GOAL OF THE EXERCISE:
What lines of the data hold the string "chevron"? Copy them all.

INFORMATION:

□ □ □ □

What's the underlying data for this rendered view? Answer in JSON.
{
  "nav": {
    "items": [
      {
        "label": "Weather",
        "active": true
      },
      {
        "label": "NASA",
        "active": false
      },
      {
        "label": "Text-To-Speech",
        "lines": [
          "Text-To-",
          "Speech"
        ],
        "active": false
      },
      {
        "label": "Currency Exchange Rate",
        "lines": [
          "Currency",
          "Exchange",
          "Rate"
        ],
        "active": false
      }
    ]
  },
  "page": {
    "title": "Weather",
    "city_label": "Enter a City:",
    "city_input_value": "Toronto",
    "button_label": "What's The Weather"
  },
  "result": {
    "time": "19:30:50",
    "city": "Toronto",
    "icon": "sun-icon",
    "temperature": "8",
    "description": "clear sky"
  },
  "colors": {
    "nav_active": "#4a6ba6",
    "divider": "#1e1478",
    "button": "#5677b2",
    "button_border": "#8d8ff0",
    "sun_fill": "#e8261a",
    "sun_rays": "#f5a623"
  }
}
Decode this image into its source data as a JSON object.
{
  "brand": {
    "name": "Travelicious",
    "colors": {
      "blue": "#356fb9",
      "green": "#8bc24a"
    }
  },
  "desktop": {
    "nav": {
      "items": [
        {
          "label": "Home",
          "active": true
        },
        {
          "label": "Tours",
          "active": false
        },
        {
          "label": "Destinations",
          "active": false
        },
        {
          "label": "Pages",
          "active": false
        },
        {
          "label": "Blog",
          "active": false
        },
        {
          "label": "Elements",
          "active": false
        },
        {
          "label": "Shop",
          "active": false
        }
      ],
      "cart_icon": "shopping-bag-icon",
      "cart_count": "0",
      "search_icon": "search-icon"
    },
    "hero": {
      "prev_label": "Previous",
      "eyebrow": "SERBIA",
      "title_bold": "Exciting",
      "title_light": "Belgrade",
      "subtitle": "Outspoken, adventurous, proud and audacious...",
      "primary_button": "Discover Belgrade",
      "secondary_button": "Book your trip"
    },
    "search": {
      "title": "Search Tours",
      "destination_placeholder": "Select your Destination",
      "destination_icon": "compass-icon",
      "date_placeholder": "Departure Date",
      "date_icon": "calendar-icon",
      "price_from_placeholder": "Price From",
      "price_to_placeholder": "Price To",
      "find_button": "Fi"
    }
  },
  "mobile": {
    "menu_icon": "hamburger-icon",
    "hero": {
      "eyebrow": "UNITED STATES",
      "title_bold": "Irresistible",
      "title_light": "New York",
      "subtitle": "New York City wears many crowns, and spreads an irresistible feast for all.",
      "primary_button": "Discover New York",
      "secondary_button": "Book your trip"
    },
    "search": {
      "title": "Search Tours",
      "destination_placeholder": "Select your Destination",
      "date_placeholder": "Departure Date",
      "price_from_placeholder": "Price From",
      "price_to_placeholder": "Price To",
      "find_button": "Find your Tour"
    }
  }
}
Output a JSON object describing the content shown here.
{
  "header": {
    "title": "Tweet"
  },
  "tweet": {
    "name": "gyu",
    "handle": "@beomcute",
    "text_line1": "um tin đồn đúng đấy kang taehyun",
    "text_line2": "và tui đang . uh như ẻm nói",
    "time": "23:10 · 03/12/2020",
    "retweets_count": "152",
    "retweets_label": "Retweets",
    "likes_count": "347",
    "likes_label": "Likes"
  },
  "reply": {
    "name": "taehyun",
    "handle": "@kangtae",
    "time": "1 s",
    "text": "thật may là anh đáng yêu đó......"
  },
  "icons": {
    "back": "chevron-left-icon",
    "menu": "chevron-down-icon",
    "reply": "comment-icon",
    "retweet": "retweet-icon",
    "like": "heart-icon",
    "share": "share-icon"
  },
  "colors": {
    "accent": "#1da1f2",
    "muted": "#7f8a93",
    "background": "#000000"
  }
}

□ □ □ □

ANSWER TO THE EXERCISE:
    "back": "chevron-left-icon",
    "menu": "chevron-down-icon",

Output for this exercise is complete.